The first course of treatment is usually to go outside and spend more time in the little sunlight—even if it’s just a short period of time during short winter days. Exercising also helps battle symptoms of SAD. “Cortisol is our stress hormone and it tends to increase during depressive episodes,” explains Dr. Gandotra. “You can beat this with exercise and pushing yourself to be active.” Along with exercising and socializing, improving your eating habits and taking vitamin D supplements should help ease your SAD symptoms. It can also help to learn how to manage stress properly, says Dr. Cobb. (These weighted blankets can help you chill out.)
Should you try light therapy for seasonal affective disorder?
Light therapy is the next step. There are two types of light therapy lamps: dawn-initiation lamps and light boxes. “Light therapy lamps help mimic natural sunlight,” explains Dr. Gandotra. The first one functions as an alarm clock. Depending on what you set the timer for, it will start to light up the room just like a sunrise. This could help you wake up in a better mood and feel more energized to start your day—even when it’s still dark outside. This is a less intensive treatment compared to light therapy boxes or lamps.
You set up light therapy lamps near your desk, TV, or reading nook, and bask in the faux sunlight for 20 to 30 minutes every day (preferably within the first hour of waking up). You can’t just sit in front of any bright light. An appropriate light therapy lamp should give off 10,000 lux and you should never look directly into it, though it should be pointed at you. “The light will increase your productivity and decrease the melatonin, which is making you feel sleepy or fatigued,” explains Dr. Gandotra. (Try one of these top-rated light therapy lamps you can get right on Amazon.)
Technically, you can benefit from light therapy even if you don’t have SAD—the lamps are also used to treat jet lag, help people adjust to nighttime work schedules, or treat sleep disorders.

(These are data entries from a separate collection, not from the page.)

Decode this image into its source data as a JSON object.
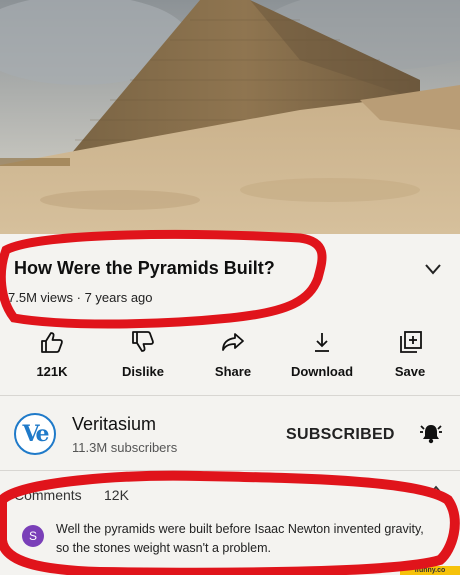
{
  "video": {
    "title": "How Were the Pyramids Built?",
    "meta": "7.5M views · 7 years ago"
  },
  "actions": [
    {
      "label": "121K",
      "icon": "thumbs-up-icon"
    },
    {
      "label": "Dislike",
      "icon": "thumbs-down-icon"
    },
    {
      "label": "Share",
      "icon": "share-icon"
    },
    {
      "label": "Download",
      "icon": "download-icon"
    },
    {
      "label": "Save",
      "icon": "save-to-playlist-icon"
    }
  ],
  "channel": {
    "avatar_text": "Ve",
    "name": "Veritasium",
    "subscribers": "11.3M subscribers",
    "subscribe_label": "SUBSCRIBED"
  },
  "comments": {
    "header": "Comments",
    "count": "12K",
    "top_comment": {
      "avatar_letter": "S",
      "text": "Well the pyramids were built before Isaac Newton invented gravity, so the stones weight wasn't a problem."
    }
  },
  "watermark": "ifunny.co",
  "colors": {
    "annotation_red": "#e0141b",
    "channel_blue": "#1f7ac9",
    "avatar_purple": "#7a3fb8"
  }
}
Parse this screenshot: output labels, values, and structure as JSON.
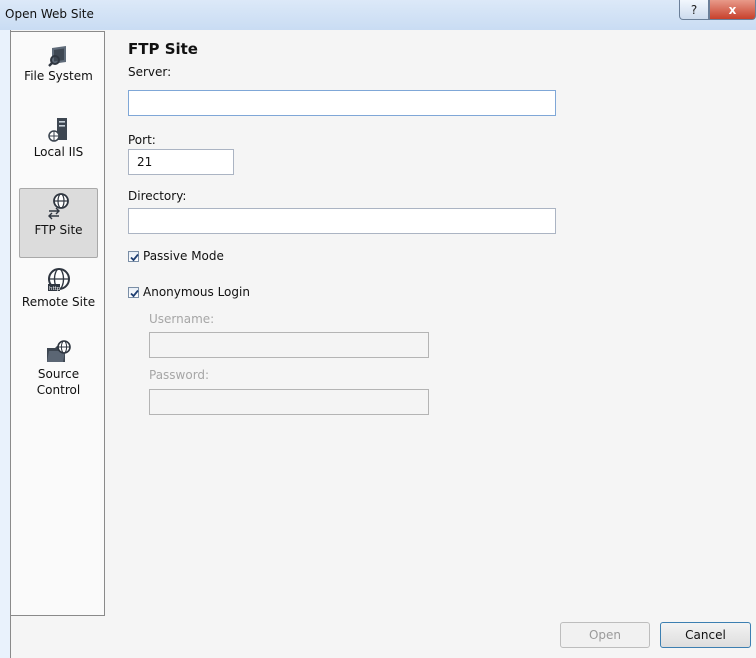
{
  "window": {
    "title": "Open Web Site"
  },
  "titlebar": {
    "help": "?",
    "close": "x"
  },
  "sidebar": {
    "items": [
      {
        "label": "File System",
        "icon": "folder-search-icon",
        "selected": false
      },
      {
        "label": "Local IIS",
        "icon": "server-globe-icon",
        "selected": false
      },
      {
        "label": "FTP Site",
        "icon": "ftp-globe-icon",
        "selected": true
      },
      {
        "label": "Remote Site",
        "icon": "http-globe-icon",
        "selected": false
      },
      {
        "label": "Source Control",
        "icon": "folder-globe-icon",
        "selected": false
      }
    ]
  },
  "form": {
    "heading": "FTP Site",
    "server_label": "Server:",
    "server_value": "",
    "port_label": "Port:",
    "port_value": "21",
    "directory_label": "Directory:",
    "directory_value": "",
    "passive_label": "Passive Mode",
    "passive_checked": true,
    "anon_label": "Anonymous Login",
    "anon_checked": true,
    "username_label": "Username:",
    "username_value": "",
    "password_label": "Password:",
    "password_value": ""
  },
  "buttons": {
    "open": "Open",
    "cancel": "Cancel"
  }
}
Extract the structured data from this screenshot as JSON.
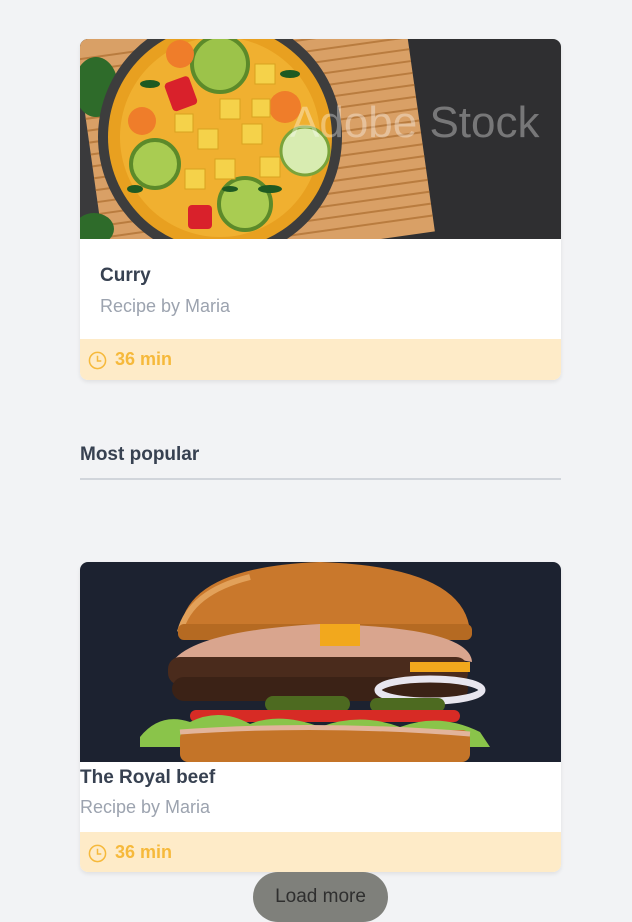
{
  "featured": {
    "title": "Curry",
    "author": "Recipe by Maria",
    "time": "36 min",
    "watermark": "Adobe Stock"
  },
  "section": {
    "heading": "Most popular"
  },
  "popular": {
    "title": "The Royal beef",
    "author": "Recipe by Maria",
    "time": "36 min"
  },
  "actions": {
    "load_more": "Load more"
  },
  "colors": {
    "background": "#f2f3f5",
    "footer_bg": "#feebc8",
    "accent": "#f6b93b",
    "muted_text": "#9ca3af",
    "button_bg": "#7f807b"
  }
}
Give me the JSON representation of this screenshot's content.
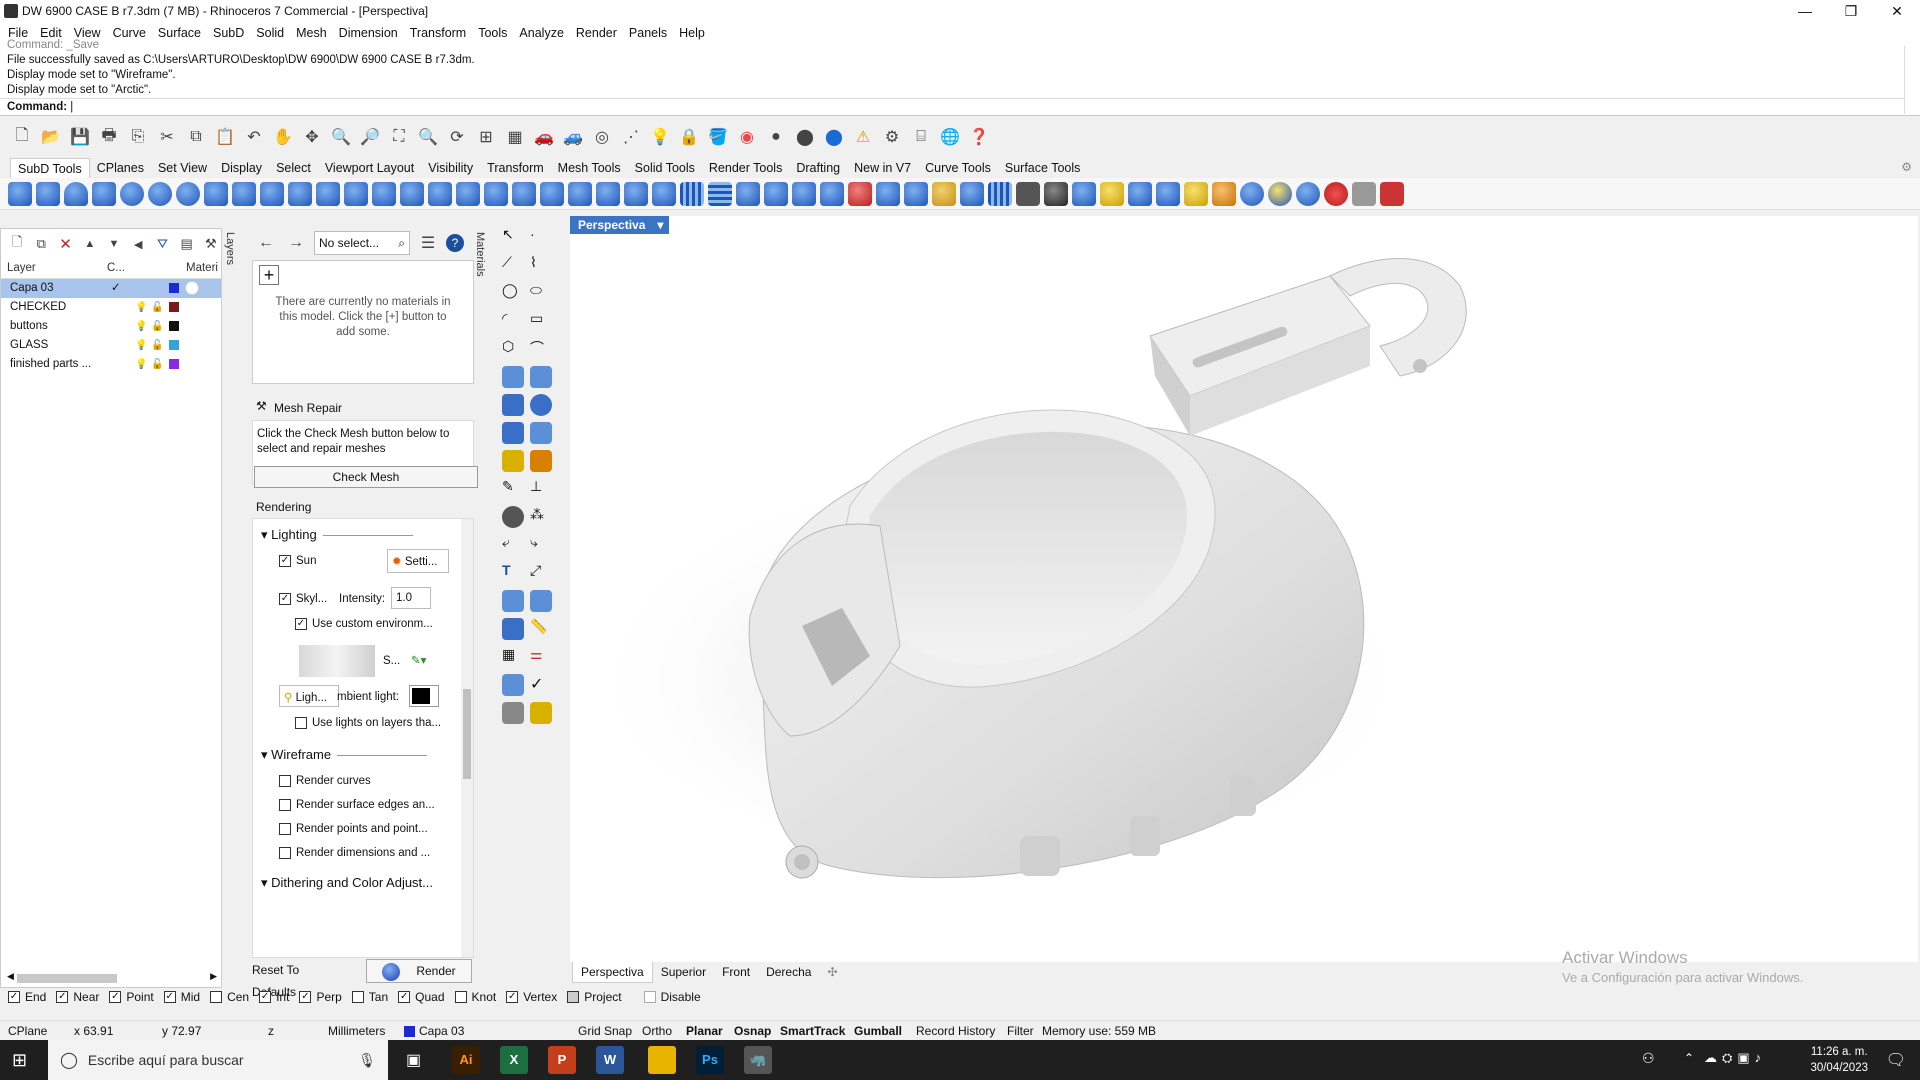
{
  "window": {
    "title": "DW 6900 CASE B r7.3dm (7 MB) - Rhinoceros 7 Commercial - [Perspectiva]",
    "minimize": "—",
    "maximize": "❐",
    "close": "✕"
  },
  "menu": [
    "File",
    "Edit",
    "View",
    "Curve",
    "Surface",
    "SubD",
    "Solid",
    "Mesh",
    "Dimension",
    "Transform",
    "Tools",
    "Analyze",
    "Render",
    "Panels",
    "Help"
  ],
  "command": {
    "history": [
      "Command: _Save",
      "File successfully saved as C:\\Users\\ARTURO\\Desktop\\DW 6900\\DW 6900 CASE B r7.3dm.",
      "Display mode set to \"Wireframe\".",
      "Display mode set to \"Arctic\"."
    ],
    "prompt": "Command:"
  },
  "toolbar_tabs": [
    "SubD Tools",
    "CPlanes",
    "Set View",
    "Display",
    "Select",
    "Viewport Layout",
    "Visibility",
    "Transform",
    "Mesh Tools",
    "Solid Tools",
    "Render Tools",
    "Drafting",
    "New in V7",
    "Curve Tools",
    "Surface Tools"
  ],
  "layers": {
    "headers": {
      "layer": "Layer",
      "cplane": "C...",
      "material": "Materi"
    },
    "rows": [
      {
        "name": "Capa 03",
        "check": "✓",
        "color": "#1a2bd6",
        "selected": true
      },
      {
        "name": "CHECKED",
        "color": "#7a1a1a"
      },
      {
        "name": "buttons",
        "color": "#111111"
      },
      {
        "name": "GLASS",
        "color": "#3aa0d8"
      },
      {
        "name": "finished parts ...",
        "color": "#8a2be2"
      }
    ],
    "tab_label": "Layers"
  },
  "materials": {
    "selector": "No select...",
    "empty_text": "There are currently no materials in this model. Click the [+] button to add some.",
    "tab_label": "Materials"
  },
  "mesh_repair": {
    "title": "Mesh Repair",
    "text": "Click the Check Mesh button below to select and repair meshes",
    "button": "Check Mesh"
  },
  "rendering": {
    "header": "Rendering",
    "lighting": "Lighting",
    "sun": "Sun",
    "sun_settings": "Setti...",
    "skylight": "Skyl...",
    "intensity_label": "Intensity:",
    "intensity": "1.0",
    "custom_env": "Use custom environm...",
    "env_short": "S...",
    "light_btn": "Ligh...",
    "ambient": "mbient light:",
    "use_layers": "Use lights on layers tha...",
    "wireframe": "Wireframe",
    "render_curves": "Render curves",
    "render_edges": "Render surface edges an...",
    "render_points": "Render points and point...",
    "render_dims": "Render dimensions and ...",
    "dithering": "Dithering and Color Adjust...",
    "reset": "Reset To Defaults",
    "render": "Render"
  },
  "viewport": {
    "name": "Perspectiva",
    "tabs": [
      "Perspectiva",
      "Superior",
      "Front",
      "Derecha"
    ],
    "add": "✣"
  },
  "watermark": {
    "line1": "Activar Windows",
    "line2": "Ve a Configuración para activar Windows."
  },
  "osnaps": [
    {
      "label": "End",
      "checked": true
    },
    {
      "label": "Near",
      "checked": true
    },
    {
      "label": "Point",
      "checked": true
    },
    {
      "label": "Mid",
      "checked": true
    },
    {
      "label": "Cen",
      "checked": false
    },
    {
      "label": "Int",
      "checked": true
    },
    {
      "label": "Perp",
      "checked": true
    },
    {
      "label": "Tan",
      "checked": false
    },
    {
      "label": "Quad",
      "checked": true
    },
    {
      "label": "Knot",
      "checked": false
    },
    {
      "label": "Vertex",
      "checked": true
    },
    {
      "label": "Project",
      "checked": false
    },
    {
      "label": "Disable",
      "checked": false
    }
  ],
  "status": {
    "cplane": "CPlane",
    "x": "x 63.91",
    "y": "y 72.97",
    "z": "z",
    "units": "Millimeters",
    "layer": "Capa 03",
    "grid": "Grid Snap",
    "ortho": "Ortho",
    "planar": "Planar",
    "osnap": "Osnap",
    "smarttrack": "SmartTrack",
    "gumball": "Gumball",
    "history": "Record History",
    "filter": "Filter",
    "memory": "Memory use: 559 MB"
  },
  "taskbar": {
    "search_placeholder": "Escribe aquí para buscar",
    "time": "11:26 a. m.",
    "date": "30/04/2023"
  }
}
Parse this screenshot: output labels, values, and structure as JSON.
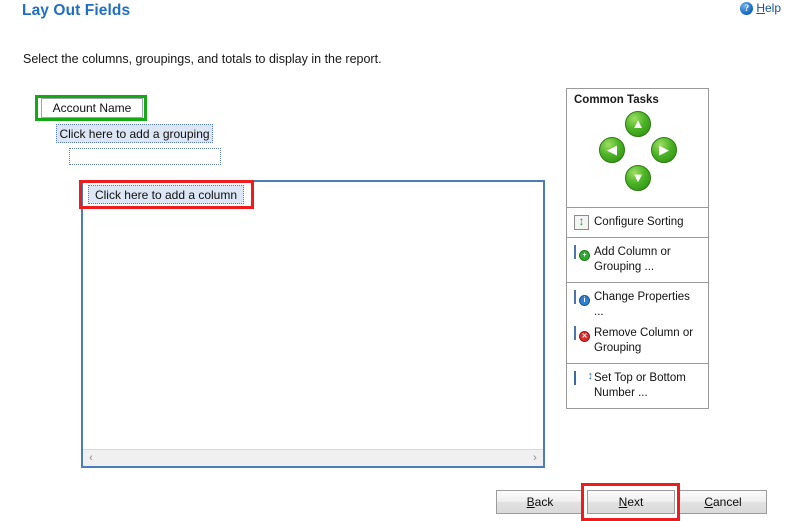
{
  "header": {
    "title": "Lay Out Fields",
    "help": {
      "icon": "help-circle-icon",
      "accel": "H",
      "rest": "elp"
    }
  },
  "subtitle": "Select the columns, groupings, and totals to display in the report.",
  "grouping_area": {
    "account_name_label": "Account Name",
    "add_grouping_label": "Click here to add a grouping",
    "empty_grouping_label": ""
  },
  "column_panel": {
    "add_column_label": "Click here to add a column",
    "scroll_left_glyph": "‹",
    "scroll_right_glyph": "›"
  },
  "common_tasks": {
    "title": "Common Tasks",
    "nav_buttons": [
      {
        "name": "move-up-button",
        "glyph": "▲"
      },
      {
        "name": "move-left-button",
        "glyph": "◀"
      },
      {
        "name": "move-right-button",
        "glyph": "▶"
      },
      {
        "name": "move-down-button",
        "glyph": "▼"
      }
    ],
    "groups": [
      {
        "items": [
          {
            "icon": "configure-sorting-icon",
            "label": "Configure Sorting"
          }
        ]
      },
      {
        "items": [
          {
            "icon": "add-column-or-grouping-icon",
            "label": "Add Column or Grouping ..."
          }
        ]
      },
      {
        "items": [
          {
            "icon": "change-properties-icon",
            "label": "Change Properties ..."
          },
          {
            "icon": "remove-column-or-grouping-icon",
            "label": "Remove Column or Grouping"
          }
        ]
      },
      {
        "items": [
          {
            "icon": "set-top-or-bottom-number-icon",
            "label": "Set Top or Bottom Number ..."
          }
        ]
      }
    ]
  },
  "footer": {
    "back": {
      "accel": "B",
      "rest": "ack"
    },
    "next": {
      "pre": "N",
      "accel": "N",
      "rest": "ext"
    },
    "cancel": {
      "accel": "C",
      "rest": "ancel"
    }
  },
  "annotations": {
    "green_box_color": "#16a916",
    "red_box_color": "#ee1c1c"
  }
}
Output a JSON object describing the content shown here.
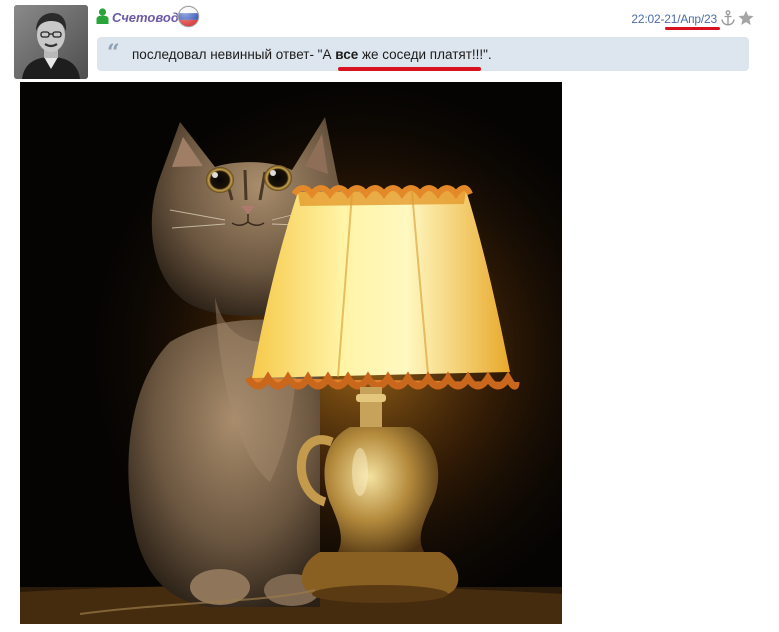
{
  "post": {
    "author": {
      "name": "Счетовод",
      "status_icon": "user-online-icon",
      "flag_icon": "russia-flag-icon"
    },
    "timestamp": "22:02-21/Апр/23",
    "actions": {
      "anchor_icon": "anchor-icon",
      "favorite_icon": "star-icon"
    },
    "quote": {
      "icon": "quote-icon",
      "before": "последовал невинный ответ- \"А ",
      "emphasis": "все",
      "after": " же соседи платят!!!\"."
    },
    "image": {
      "subject": "cat-behind-lamp-photo"
    }
  },
  "colors": {
    "username": "#6b5aa8",
    "timestamp": "#4a6fa5",
    "quote_bg": "#dde5ee",
    "highlight_underline": "#d8121f"
  }
}
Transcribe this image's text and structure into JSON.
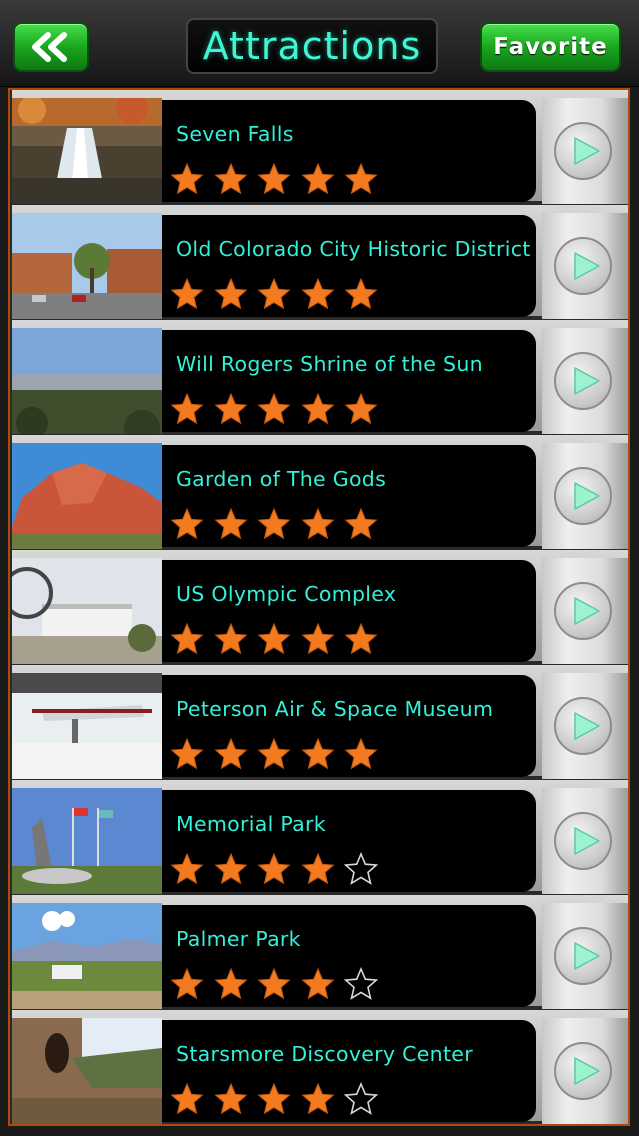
{
  "header": {
    "title": "Attractions",
    "back_icon": "double-chevron-left-icon",
    "favorite_label": "Favorite"
  },
  "colors": {
    "accent_text": "#33f0d8",
    "button_green": "#1aa51f",
    "star_fill": "#f47a1f",
    "list_border": "#b04a0a"
  },
  "attractions": [
    {
      "name": "Seven Falls",
      "rating": 5,
      "thumb": "waterfall"
    },
    {
      "name": "Old Colorado City Historic District",
      "rating": 5,
      "thumb": "street"
    },
    {
      "name": "Will Rogers Shrine of the Sun",
      "rating": 5,
      "thumb": "valley"
    },
    {
      "name": "Garden of The Gods",
      "rating": 5,
      "thumb": "redrock"
    },
    {
      "name": "US Olympic Complex",
      "rating": 5,
      "thumb": "complex"
    },
    {
      "name": "Peterson Air & Space Museum",
      "rating": 5,
      "thumb": "hangar"
    },
    {
      "name": "Memorial Park",
      "rating": 4,
      "thumb": "park"
    },
    {
      "name": "Palmer Park",
      "rating": 4,
      "thumb": "overlook"
    },
    {
      "name": "Starsmore Discovery Center",
      "rating": 4,
      "thumb": "canyon"
    }
  ]
}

But it’s still best to talk to your doctor or mental health provider before trying light therapy, according to the Mayo Clinic.
“Light therapy works for many people, and they usually see results within one to four weeks,” says Daniel Lia, M.D., who’s based in New York City. “If that doesn’t work, other easy options include improving your sleep hygiene—meaning, avoid caffeine before bedtime and limit naps to 30 minutes a day.” He also notes that if you are doing absolutely everything to beat SAD but it is not working, clinical depression could be the cause. “This is why it’s particularly important to speak with your doctor if depressive symptoms persist despite attempts at self-treatment,” he says. (Did you know there are four different types of depression?)